* **Task statement**: Lines in the listing below that hold "Expiry" are the ones to copy.

* **Material provided**:

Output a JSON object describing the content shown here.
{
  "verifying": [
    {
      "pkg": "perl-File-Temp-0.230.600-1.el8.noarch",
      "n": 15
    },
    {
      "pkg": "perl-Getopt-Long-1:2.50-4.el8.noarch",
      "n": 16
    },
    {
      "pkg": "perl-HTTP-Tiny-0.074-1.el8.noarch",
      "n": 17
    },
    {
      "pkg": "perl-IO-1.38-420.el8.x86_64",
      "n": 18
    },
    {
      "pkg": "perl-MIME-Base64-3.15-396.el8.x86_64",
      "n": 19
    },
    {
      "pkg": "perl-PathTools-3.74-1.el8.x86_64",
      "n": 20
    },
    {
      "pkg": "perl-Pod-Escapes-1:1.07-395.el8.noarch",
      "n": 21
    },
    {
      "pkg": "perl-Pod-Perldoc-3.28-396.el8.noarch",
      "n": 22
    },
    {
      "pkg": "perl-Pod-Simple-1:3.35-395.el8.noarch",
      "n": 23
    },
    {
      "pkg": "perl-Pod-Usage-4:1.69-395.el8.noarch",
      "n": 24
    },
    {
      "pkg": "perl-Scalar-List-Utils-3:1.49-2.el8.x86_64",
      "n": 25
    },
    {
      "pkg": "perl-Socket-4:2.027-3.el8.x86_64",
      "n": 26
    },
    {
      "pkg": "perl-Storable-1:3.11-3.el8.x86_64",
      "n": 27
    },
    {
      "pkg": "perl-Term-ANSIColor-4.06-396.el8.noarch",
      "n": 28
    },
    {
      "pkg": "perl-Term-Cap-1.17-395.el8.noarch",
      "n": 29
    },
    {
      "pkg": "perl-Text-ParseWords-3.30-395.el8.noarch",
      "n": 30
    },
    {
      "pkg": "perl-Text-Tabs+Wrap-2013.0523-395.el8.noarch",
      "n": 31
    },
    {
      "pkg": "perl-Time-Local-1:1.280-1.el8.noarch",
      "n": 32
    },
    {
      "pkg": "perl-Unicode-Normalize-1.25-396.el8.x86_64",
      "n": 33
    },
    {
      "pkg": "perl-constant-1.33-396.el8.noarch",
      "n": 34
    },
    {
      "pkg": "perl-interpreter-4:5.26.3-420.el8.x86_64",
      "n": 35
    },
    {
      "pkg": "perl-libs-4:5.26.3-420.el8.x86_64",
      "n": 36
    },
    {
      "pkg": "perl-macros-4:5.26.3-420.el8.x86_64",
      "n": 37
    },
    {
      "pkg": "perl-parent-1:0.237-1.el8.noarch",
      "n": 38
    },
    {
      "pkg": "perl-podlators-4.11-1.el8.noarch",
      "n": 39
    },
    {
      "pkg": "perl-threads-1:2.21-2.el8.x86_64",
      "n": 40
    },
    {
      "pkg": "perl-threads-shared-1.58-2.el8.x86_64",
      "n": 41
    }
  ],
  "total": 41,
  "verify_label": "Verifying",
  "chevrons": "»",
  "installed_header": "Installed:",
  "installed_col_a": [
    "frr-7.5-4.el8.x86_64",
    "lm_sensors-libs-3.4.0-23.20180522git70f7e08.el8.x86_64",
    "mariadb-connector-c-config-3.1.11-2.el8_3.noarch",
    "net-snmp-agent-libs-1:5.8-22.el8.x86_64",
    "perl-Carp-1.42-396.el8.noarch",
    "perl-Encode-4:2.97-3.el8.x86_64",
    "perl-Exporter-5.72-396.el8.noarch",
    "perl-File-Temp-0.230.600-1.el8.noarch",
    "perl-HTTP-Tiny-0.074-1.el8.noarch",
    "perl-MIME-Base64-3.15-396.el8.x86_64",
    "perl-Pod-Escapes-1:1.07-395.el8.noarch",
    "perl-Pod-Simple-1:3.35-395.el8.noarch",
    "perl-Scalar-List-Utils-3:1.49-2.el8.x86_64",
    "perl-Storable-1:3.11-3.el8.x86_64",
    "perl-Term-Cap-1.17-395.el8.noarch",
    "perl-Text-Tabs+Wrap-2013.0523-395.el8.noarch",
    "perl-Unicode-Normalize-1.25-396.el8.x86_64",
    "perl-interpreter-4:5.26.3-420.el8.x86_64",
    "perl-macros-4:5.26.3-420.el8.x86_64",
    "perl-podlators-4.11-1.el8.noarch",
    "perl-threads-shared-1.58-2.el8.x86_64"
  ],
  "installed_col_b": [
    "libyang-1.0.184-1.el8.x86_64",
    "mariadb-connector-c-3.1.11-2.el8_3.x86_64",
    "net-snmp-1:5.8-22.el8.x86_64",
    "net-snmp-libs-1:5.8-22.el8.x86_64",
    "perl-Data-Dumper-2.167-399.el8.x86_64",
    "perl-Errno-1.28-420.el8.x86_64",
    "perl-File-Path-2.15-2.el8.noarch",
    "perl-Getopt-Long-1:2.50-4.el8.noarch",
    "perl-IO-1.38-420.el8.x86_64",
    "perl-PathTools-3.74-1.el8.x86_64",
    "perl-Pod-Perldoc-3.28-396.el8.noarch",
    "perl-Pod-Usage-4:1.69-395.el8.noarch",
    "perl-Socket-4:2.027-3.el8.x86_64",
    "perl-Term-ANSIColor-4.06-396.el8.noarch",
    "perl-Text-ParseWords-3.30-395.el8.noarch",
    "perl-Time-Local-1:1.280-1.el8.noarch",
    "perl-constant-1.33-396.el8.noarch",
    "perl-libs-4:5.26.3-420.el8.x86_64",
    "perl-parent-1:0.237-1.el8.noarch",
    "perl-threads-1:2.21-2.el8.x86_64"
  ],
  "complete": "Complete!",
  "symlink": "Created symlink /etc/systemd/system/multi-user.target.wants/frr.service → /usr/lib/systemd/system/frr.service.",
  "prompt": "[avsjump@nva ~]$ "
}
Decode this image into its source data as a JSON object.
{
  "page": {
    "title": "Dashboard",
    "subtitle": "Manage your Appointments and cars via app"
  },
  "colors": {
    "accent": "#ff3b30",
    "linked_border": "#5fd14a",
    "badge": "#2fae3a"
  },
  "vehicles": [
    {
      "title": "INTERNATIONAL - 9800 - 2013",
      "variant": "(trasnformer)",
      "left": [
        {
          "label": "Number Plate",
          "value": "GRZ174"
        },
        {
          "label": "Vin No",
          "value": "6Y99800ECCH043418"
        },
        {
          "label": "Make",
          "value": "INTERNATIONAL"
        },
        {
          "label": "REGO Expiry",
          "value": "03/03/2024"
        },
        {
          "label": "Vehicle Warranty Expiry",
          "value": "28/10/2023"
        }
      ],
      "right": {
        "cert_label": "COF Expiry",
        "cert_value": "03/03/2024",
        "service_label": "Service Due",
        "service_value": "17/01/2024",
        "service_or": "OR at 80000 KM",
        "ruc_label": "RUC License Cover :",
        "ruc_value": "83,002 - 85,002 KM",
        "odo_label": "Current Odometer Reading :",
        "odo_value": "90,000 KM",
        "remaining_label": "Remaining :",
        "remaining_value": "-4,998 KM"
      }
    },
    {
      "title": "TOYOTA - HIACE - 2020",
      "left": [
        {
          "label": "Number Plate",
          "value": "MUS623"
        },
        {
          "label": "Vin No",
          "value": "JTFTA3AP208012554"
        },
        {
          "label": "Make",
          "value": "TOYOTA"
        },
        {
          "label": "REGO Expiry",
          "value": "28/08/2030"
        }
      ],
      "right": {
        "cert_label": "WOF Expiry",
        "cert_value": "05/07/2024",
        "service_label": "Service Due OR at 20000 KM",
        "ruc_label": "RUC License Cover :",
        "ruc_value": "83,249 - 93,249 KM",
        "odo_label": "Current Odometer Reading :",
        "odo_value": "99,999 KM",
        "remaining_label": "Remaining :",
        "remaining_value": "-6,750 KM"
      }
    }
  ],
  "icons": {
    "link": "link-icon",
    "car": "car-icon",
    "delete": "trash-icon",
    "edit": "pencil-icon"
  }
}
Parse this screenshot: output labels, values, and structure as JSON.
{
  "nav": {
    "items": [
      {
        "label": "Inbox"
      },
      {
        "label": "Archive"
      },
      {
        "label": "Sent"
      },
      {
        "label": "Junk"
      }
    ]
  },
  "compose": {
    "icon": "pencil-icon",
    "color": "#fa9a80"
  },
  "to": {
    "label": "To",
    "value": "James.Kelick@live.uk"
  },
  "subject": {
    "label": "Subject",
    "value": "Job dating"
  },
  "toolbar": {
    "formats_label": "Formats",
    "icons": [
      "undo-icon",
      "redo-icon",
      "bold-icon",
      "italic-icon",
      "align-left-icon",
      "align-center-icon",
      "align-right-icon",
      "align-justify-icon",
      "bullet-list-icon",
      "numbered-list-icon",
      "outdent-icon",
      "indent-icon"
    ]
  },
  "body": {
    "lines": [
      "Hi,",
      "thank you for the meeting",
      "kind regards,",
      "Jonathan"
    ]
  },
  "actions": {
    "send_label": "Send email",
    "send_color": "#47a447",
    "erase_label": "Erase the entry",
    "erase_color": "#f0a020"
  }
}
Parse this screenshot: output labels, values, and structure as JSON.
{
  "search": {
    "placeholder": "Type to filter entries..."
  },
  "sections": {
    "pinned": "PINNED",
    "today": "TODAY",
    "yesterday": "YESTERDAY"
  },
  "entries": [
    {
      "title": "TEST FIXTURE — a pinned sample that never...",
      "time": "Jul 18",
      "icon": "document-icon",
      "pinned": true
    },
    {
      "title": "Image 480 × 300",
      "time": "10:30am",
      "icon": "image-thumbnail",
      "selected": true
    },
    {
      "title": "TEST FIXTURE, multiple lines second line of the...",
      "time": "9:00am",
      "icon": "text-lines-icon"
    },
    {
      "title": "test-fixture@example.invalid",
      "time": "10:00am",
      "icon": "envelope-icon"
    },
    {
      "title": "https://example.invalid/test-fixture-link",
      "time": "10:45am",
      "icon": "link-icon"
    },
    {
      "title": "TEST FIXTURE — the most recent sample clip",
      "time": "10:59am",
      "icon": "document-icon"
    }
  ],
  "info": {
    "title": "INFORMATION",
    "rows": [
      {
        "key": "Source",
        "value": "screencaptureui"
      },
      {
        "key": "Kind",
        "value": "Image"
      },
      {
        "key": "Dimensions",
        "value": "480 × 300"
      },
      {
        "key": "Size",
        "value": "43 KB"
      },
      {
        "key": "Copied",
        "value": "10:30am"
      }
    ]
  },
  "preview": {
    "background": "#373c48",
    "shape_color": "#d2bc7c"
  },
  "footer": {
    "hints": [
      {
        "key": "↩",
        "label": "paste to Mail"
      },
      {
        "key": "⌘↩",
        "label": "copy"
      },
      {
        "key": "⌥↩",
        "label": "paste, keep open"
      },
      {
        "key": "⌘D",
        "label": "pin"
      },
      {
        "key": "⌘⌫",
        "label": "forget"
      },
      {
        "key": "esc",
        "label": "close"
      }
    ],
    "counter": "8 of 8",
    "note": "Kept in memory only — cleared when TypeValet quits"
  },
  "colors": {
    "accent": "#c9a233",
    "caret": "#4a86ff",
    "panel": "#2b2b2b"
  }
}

* **Reply**:
          "label": "REGO Expiry",
          "label": "Vehicle Warranty Expiry",
        "cert_label": "COF Expiry",
          "label": "REGO Expiry",
        "cert_label": "WOF Expiry",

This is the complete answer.